**About this task**
Your answer must be an exact copy of the records below, minus the pictures.

(Data shown begins)

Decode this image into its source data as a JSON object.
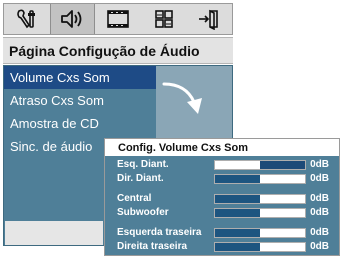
{
  "tabs": [
    {
      "icon": "system-settings-icon",
      "active": false
    },
    {
      "icon": "audio-speaker-icon",
      "active": true
    },
    {
      "icon": "video-film-icon",
      "active": false
    },
    {
      "icon": "preferences-grid-icon",
      "active": false
    },
    {
      "icon": "exit-door-icon",
      "active": false
    }
  ],
  "page_title": "Página Configução de Áudio",
  "menu": {
    "items": [
      {
        "label": "Volume Cxs Som",
        "selected": true
      },
      {
        "label": "Atraso Cxs Som",
        "selected": false
      },
      {
        "label": "Amostra de CD",
        "selected": false
      },
      {
        "label": "Sinc. de áudio",
        "selected": false
      }
    ]
  },
  "speaker_volume": {
    "title": "Config. Volume Cxs Som",
    "rows": [
      {
        "label": "Esq. Diant.",
        "value": "0dB",
        "level": 0.5,
        "fill_from": "right"
      },
      {
        "label": "Dir. Diant.",
        "value": "0dB",
        "level": 0.5,
        "fill_from": "left"
      },
      {
        "label": "Central",
        "value": "0dB",
        "level": 0.5,
        "fill_from": "left"
      },
      {
        "label": "Subwoofer",
        "value": "0dB",
        "level": 0.5,
        "fill_from": "left"
      },
      {
        "label": "Esquerda traseira",
        "value": "0dB",
        "level": 0.5,
        "fill_from": "left"
      },
      {
        "label": "Direita traseira",
        "value": "0dB",
        "level": 0.5,
        "fill_from": "left"
      }
    ]
  },
  "colors": {
    "menu_bg": "#4f7f98",
    "selected_bg": "#1e4b86",
    "bar_fill": "#1d5580"
  }
}
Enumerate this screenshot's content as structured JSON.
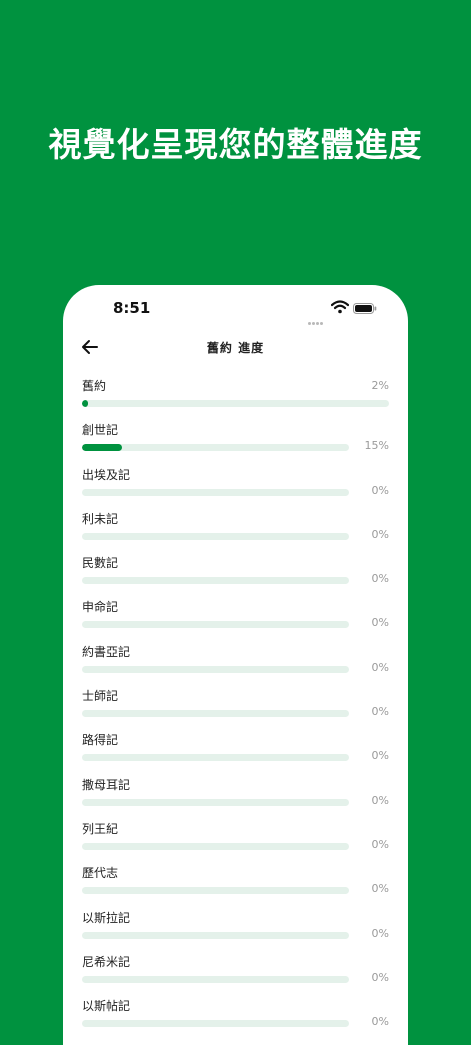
{
  "headline": "視覺化呈現您的整體進度",
  "status_bar": {
    "time": "8:51"
  },
  "nav": {
    "title": "舊約 進度"
  },
  "colors": {
    "accent": "#00923f",
    "track": "#e4f1ea",
    "text": "#222222",
    "muted": "#9a9a9a"
  },
  "books": [
    {
      "name": "舊約",
      "percent_label": "2%",
      "progress": 0.02
    },
    {
      "name": "創世記",
      "percent_label": "15%",
      "progress": 0.15
    },
    {
      "name": "出埃及記",
      "percent_label": "0%",
      "progress": 0
    },
    {
      "name": "利未記",
      "percent_label": "0%",
      "progress": 0
    },
    {
      "name": "民數記",
      "percent_label": "0%",
      "progress": 0
    },
    {
      "name": "申命記",
      "percent_label": "0%",
      "progress": 0
    },
    {
      "name": "約書亞記",
      "percent_label": "0%",
      "progress": 0
    },
    {
      "name": "士師記",
      "percent_label": "0%",
      "progress": 0
    },
    {
      "name": "路得記",
      "percent_label": "0%",
      "progress": 0
    },
    {
      "name": "撒母耳記",
      "percent_label": "0%",
      "progress": 0
    },
    {
      "name": "列王紀",
      "percent_label": "0%",
      "progress": 0
    },
    {
      "name": "歷代志",
      "percent_label": "0%",
      "progress": 0
    },
    {
      "name": "以斯拉記",
      "percent_label": "0%",
      "progress": 0
    },
    {
      "name": "尼希米記",
      "percent_label": "0%",
      "progress": 0
    },
    {
      "name": "以斯帖記",
      "percent_label": "0%",
      "progress": 0
    }
  ]
}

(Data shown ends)

**Output of the exercise**
Decode this image into its source data as a JSON object.
{
  "tabs": [
    {
      "icon": "system-settings-icon",
      "active": false
    },
    {
      "icon": "audio-speaker-icon",
      "active": true
    },
    {
      "icon": "video-film-icon",
      "active": false
    },
    {
      "icon": "preferences-grid-icon",
      "active": false
    },
    {
      "icon": "exit-door-icon",
      "active": false
    }
  ],
  "page_title": "Página Configução de Áudio",
  "menu": {
    "items": [
      {
        "label": "Volume Cxs Som",
        "selected": true
      },
      {
        "label": "Atraso Cxs Som",
        "selected": false
      },
      {
        "label": "Amostra de CD",
        "selected": false
      },
      {
        "label": "Sinc. de áudio",
        "selected": false
      }
    ]
  },
  "speaker_volume": {
    "title": "Config. Volume Cxs Som",
    "rows": [
      {
        "label": "Esq. Diant.",
        "value": "0dB",
        "level": 0.5,
        "fill_from": "right"
      },
      {
        "label": "Dir. Diant.",
        "value": "0dB",
        "level": 0.5,
        "fill_from": "left"
      },
      {
        "label": "Central",
        "value": "0dB",
        "level": 0.5,
        "fill_from": "left"
      },
      {
        "label": "Subwoofer",
        "value": "0dB",
        "level": 0.5,
        "fill_from": "left"
      },
      {
        "label": "Esquerda traseira",
        "value": "0dB",
        "level": 0.5,
        "fill_from": "left"
      },
      {
        "label": "Direita traseira",
        "value": "0dB",
        "level": 0.5,
        "fill_from": "left"
      }
    ]
  },
  "colors": {
    "menu_bg": "#4f7f98",
    "selected_bg": "#1e4b86",
    "bar_fill": "#1d5580"
  }
}
Enumerate this screenshot's content as structured JSON.
{
  "headline": "視覺化呈現您的整體進度",
  "status_bar": {
    "time": "8:51"
  },
  "nav": {
    "title": "舊約 進度"
  },
  "colors": {
    "accent": "#00923f",
    "track": "#e4f1ea",
    "text": "#222222",
    "muted": "#9a9a9a"
  },
  "books": [
    {
      "name": "舊約",
      "percent_label": "2%",
      "progress": 0.02
    },
    {
      "name": "創世記",
      "percent_label": "15%",
      "progress": 0.15
    },
    {
      "name": "出埃及記",
      "percent_label": "0%",
      "progress": 0
    },
    {
      "name": "利未記",
      "percent_label": "0%",
      "progress": 0
    },
    {
      "name": "民數記",
      "percent_label": "0%",
      "progress": 0
    },
    {
      "name": "申命記",
      "percent_label": "0%",
      "progress": 0
    },
    {
      "name": "約書亞記",
      "percent_label": "0%",
      "progress": 0
    },
    {
      "name": "士師記",
      "percent_label": "0%",
      "progress": 0
    },
    {
      "name": "路得記",
      "percent_label": "0%",
      "progress": 0
    },
    {
      "name": "撒母耳記",
      "percent_label": "0%",
      "progress": 0
    },
    {
      "name": "列王紀",
      "percent_label": "0%",
      "progress": 0
    },
    {
      "name": "歷代志",
      "percent_label": "0%",
      "progress": 0
    },
    {
      "name": "以斯拉記",
      "percent_label": "0%",
      "progress": 0
    },
    {
      "name": "尼希米記",
      "percent_label": "0%",
      "progress": 0
    },
    {
      "name": "以斯帖記",
      "percent_label": "0%",
      "progress": 0
    }
  ]
}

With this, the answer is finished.